A Deeper Knowledge Base
First and foremost, SIPA equips its students with knowledge; like any Ivy League institution should. Having attended Columbia’s School of General Studies (GS) for undergrad, I was really excited at the prospect of spending more time at Columbia, and at SIPA in particular. As an International Security Policy concentrator, I found myself really drawn to courses in the Political Science and Middle Eastern Studies departments. Favorites included International Signaling and Communication with Professor Robert Jervis and Professor Peter Clement, and History of the Modern Middle East with Professor Rashid Khalidi. And although I like both math and statistics, I’m not crazy about the economics or management courses, which are two SIPA requirements. However, I will admit that I learned more than I thought I would in both classes. For example, material covered in my Macroeconomics class occasionally comes in handy when I’m hanging out with my husband’s friends from Business School.

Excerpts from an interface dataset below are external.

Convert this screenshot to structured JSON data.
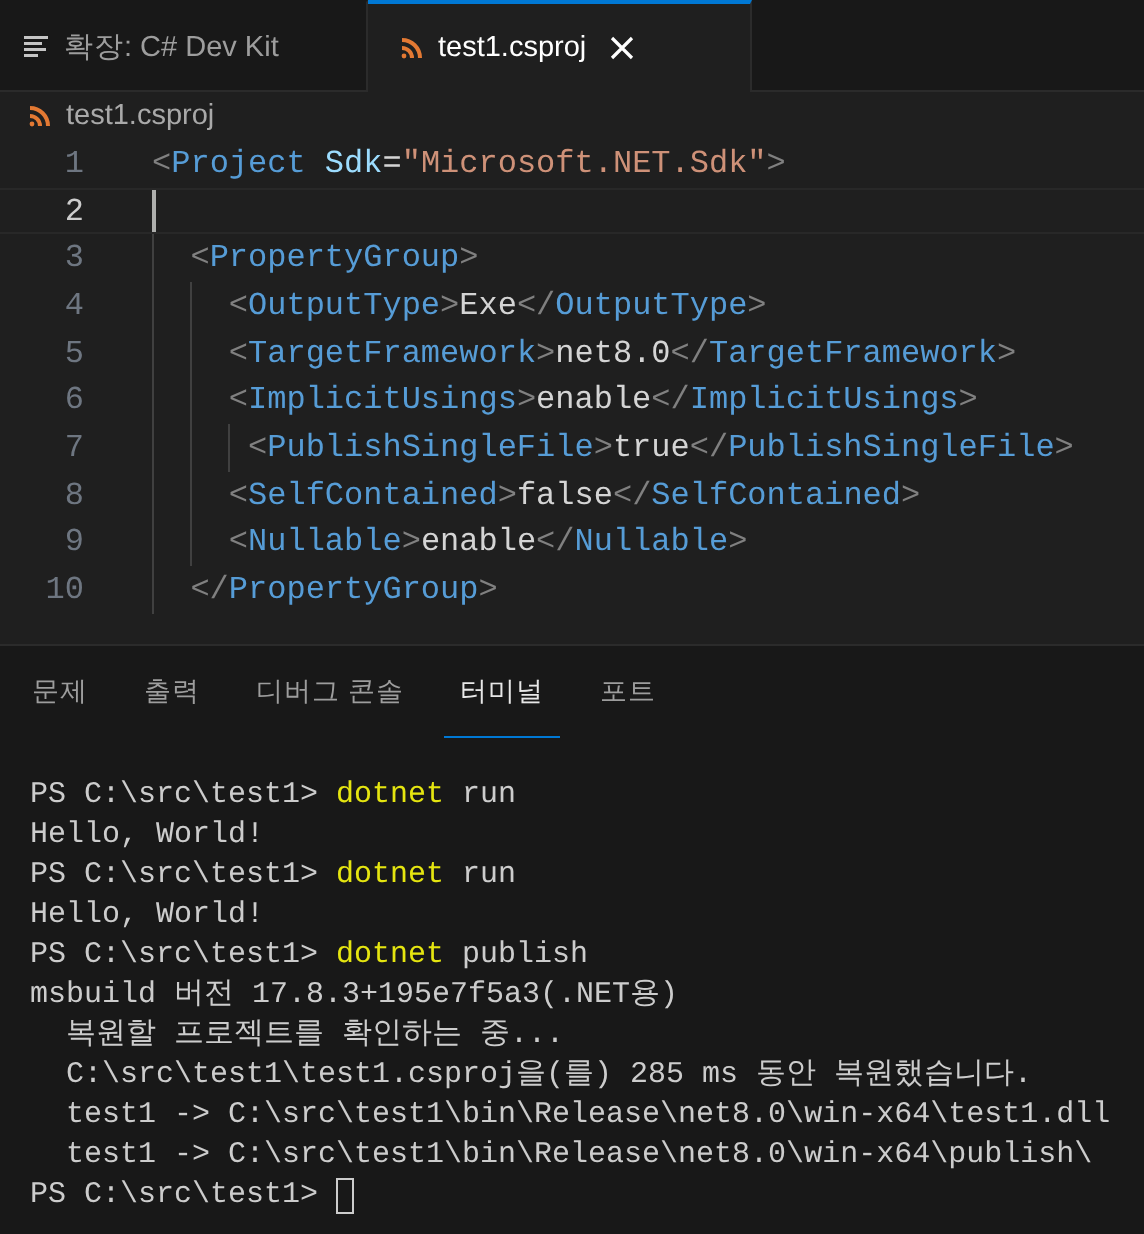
{
  "editor_tabs": [
    {
      "label": "확장: C# Dev Kit",
      "kind": "preview",
      "selected": false
    },
    {
      "label": "test1.csproj",
      "kind": "file",
      "selected": true
    }
  ],
  "breadcrumb": "test1.csproj",
  "code_lines": [
    {
      "number": "1",
      "active": false,
      "tokens": [
        {
          "kind": "punct",
          "text": "<"
        },
        {
          "kind": "tag",
          "text": "Project"
        },
        {
          "kind": "attr",
          "text": " Sdk"
        },
        {
          "kind": "text",
          "text": "="
        },
        {
          "kind": "string",
          "text": "\"Microsoft.NET.Sdk\""
        },
        {
          "kind": "punct",
          "text": ">"
        }
      ]
    },
    {
      "number": "2",
      "active": true
    },
    {
      "number": "3",
      "active": false,
      "tokens": [
        {
          "kind": "punct",
          "text": "  <"
        },
        {
          "kind": "tag",
          "text": "PropertyGroup"
        },
        {
          "kind": "punct",
          "text": ">"
        }
      ]
    },
    {
      "number": "4",
      "active": false,
      "tokens": [
        {
          "kind": "punct",
          "text": "    <"
        },
        {
          "kind": "tag",
          "text": "OutputType"
        },
        {
          "kind": "punct",
          "text": ">"
        },
        {
          "kind": "text",
          "text": "Exe"
        },
        {
          "kind": "punct",
          "text": "</"
        },
        {
          "kind": "tag",
          "text": "OutputType"
        },
        {
          "kind": "punct",
          "text": ">"
        }
      ]
    },
    {
      "number": "5",
      "active": false,
      "tokens": [
        {
          "kind": "punct",
          "text": "    <"
        },
        {
          "kind": "tag",
          "text": "TargetFramework"
        },
        {
          "kind": "punct",
          "text": ">"
        },
        {
          "kind": "text",
          "text": "net8.0"
        },
        {
          "kind": "punct",
          "text": "</"
        },
        {
          "kind": "tag",
          "text": "TargetFramework"
        },
        {
          "kind": "punct",
          "text": ">"
        }
      ]
    },
    {
      "number": "6",
      "active": false,
      "tokens": [
        {
          "kind": "punct",
          "text": "    <"
        },
        {
          "kind": "tag",
          "text": "ImplicitUsings"
        },
        {
          "kind": "punct",
          "text": ">"
        },
        {
          "kind": "text",
          "text": "enable"
        },
        {
          "kind": "punct",
          "text": "</"
        },
        {
          "kind": "tag",
          "text": "ImplicitUsings"
        },
        {
          "kind": "punct",
          "text": ">"
        }
      ]
    },
    {
      "number": "7",
      "active": false,
      "tokens": [
        {
          "kind": "punct",
          "text": "     <"
        },
        {
          "kind": "tag",
          "text": "PublishSingleFile"
        },
        {
          "kind": "punct",
          "text": ">"
        },
        {
          "kind": "text",
          "text": "true"
        },
        {
          "kind": "punct",
          "text": "</"
        },
        {
          "kind": "tag",
          "text": "PublishSingleFile"
        },
        {
          "kind": "punct",
          "text": ">"
        }
      ]
    },
    {
      "number": "8",
      "active": false,
      "tokens": [
        {
          "kind": "punct",
          "text": "    <"
        },
        {
          "kind": "tag",
          "text": "SelfContained"
        },
        {
          "kind": "punct",
          "text": ">"
        },
        {
          "kind": "text",
          "text": "false"
        },
        {
          "kind": "punct",
          "text": "</"
        },
        {
          "kind": "tag",
          "text": "SelfContained"
        },
        {
          "kind": "punct",
          "text": ">"
        }
      ]
    },
    {
      "number": "9",
      "active": false,
      "tokens": [
        {
          "kind": "punct",
          "text": "    <"
        },
        {
          "kind": "tag",
          "text": "Nullable"
        },
        {
          "kind": "punct",
          "text": ">"
        },
        {
          "kind": "text",
          "text": "enable"
        },
        {
          "kind": "punct",
          "text": "</"
        },
        {
          "kind": "tag",
          "text": "Nullable"
        },
        {
          "kind": "punct",
          "text": ">"
        }
      ]
    },
    {
      "number": "10",
      "active": false,
      "tokens": [
        {
          "kind": "punct",
          "text": "  </"
        },
        {
          "kind": "tag",
          "text": "PropertyGroup"
        },
        {
          "kind": "punct",
          "text": ">"
        }
      ]
    }
  ],
  "panel_tabs": [
    {
      "label": "문제",
      "selected": false
    },
    {
      "label": "출력",
      "selected": false
    },
    {
      "label": "디버그 콘솔",
      "selected": false
    },
    {
      "label": "터미널",
      "selected": true
    },
    {
      "label": "포트",
      "selected": false
    }
  ],
  "terminal_lines": [
    [
      {
        "kind": "prompt",
        "text": "PS C:\\src\\test1> "
      },
      {
        "kind": "command",
        "text": "dotnet"
      },
      {
        "kind": "output",
        "text": " run"
      }
    ],
    [
      {
        "kind": "output",
        "text": "Hello, World!"
      }
    ],
    [
      {
        "kind": "prompt",
        "text": "PS C:\\src\\test1> "
      },
      {
        "kind": "command",
        "text": "dotnet"
      },
      {
        "kind": "output",
        "text": " run"
      }
    ],
    [
      {
        "kind": "output",
        "text": "Hello, World!"
      }
    ],
    [
      {
        "kind": "prompt",
        "text": "PS C:\\src\\test1> "
      },
      {
        "kind": "command",
        "text": "dotnet"
      },
      {
        "kind": "output",
        "text": " publish"
      }
    ],
    [
      {
        "kind": "output",
        "text": "msbuild 버전 17.8.3+195e7f5a3(.NET용)"
      }
    ],
    [
      {
        "kind": "output",
        "text": "  복원할 프로젝트를 확인하는 중..."
      }
    ],
    [
      {
        "kind": "output",
        "text": "  C:\\src\\test1\\test1.csproj을(를) 285 ms 동안 복원했습니다."
      }
    ],
    [
      {
        "kind": "output",
        "text": "  test1 -> C:\\src\\test1\\bin\\Release\\net8.0\\win-x64\\test1.dll"
      }
    ],
    [
      {
        "kind": "output",
        "text": "  test1 -> C:\\src\\test1\\bin\\Release\\net8.0\\win-x64\\publish\\"
      }
    ],
    [
      {
        "kind": "prompt",
        "text": "PS C:\\src\\test1> "
      },
      {
        "kind": "cursor"
      }
    ]
  ]
}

And there are a few sections of The Economist that I used to avoid, but that I now proudly skim.
Other courses I learned a lot in (and have often listed under the “relevant coursework” section of my resume):
- Intelligence and Foreign Policy with Professor Josh Rovner
- Understanding Intelligence Operations with Professor Austin Long
- DoD’s Syria Policy (my capstone) with Professor Colin Jackson
This is not to say that I’ve reached some sort of terminal learning phase. Quite the contrary: The more I read and the more questions I asked (especially in courses I was really excited about), the more I was inspired to keep learning on my own.
New Career Options and Resources
If there is one thing I could emphasize to prospective students, it is that SIPA offers some of the best career resources of any graduate program of its kind. That said, not everybody takes advantage of them. This is an opportunity that I would recommend everyone take full advantage of. Each semester, students are granted three visits with a counselor at the Office of Career Services. Although this is not required, I personally took advantage of this opportunity and found the counselors to be excellent resources. I did a videotaped mock interview, which although cringe-worthy, really helped me prepare for an interview that was important to me. (Update: I’ll be starting at that company in June!) Additionally, I recommend the annual SIPA Career Conference, which is held in Washington, D.C. every January. It’s a great opportunity to meet SIPA alumni, and hear about different potential career options. It’s also a chance to get to know students who may not be in your concentration, but whom you can still relate to as you go through the job search process.
Admitted Students: What opportunity are you most looking forward to in the fall ? Email us at SIPA_new@columbia.edu with why you decided to attend SIPA and you may see your answers in an upcoming blog post! (Don’t forget to include a photo of you celebrating your acceptance to SIPA!)
P.S. There’s still time to respond to you admission offer!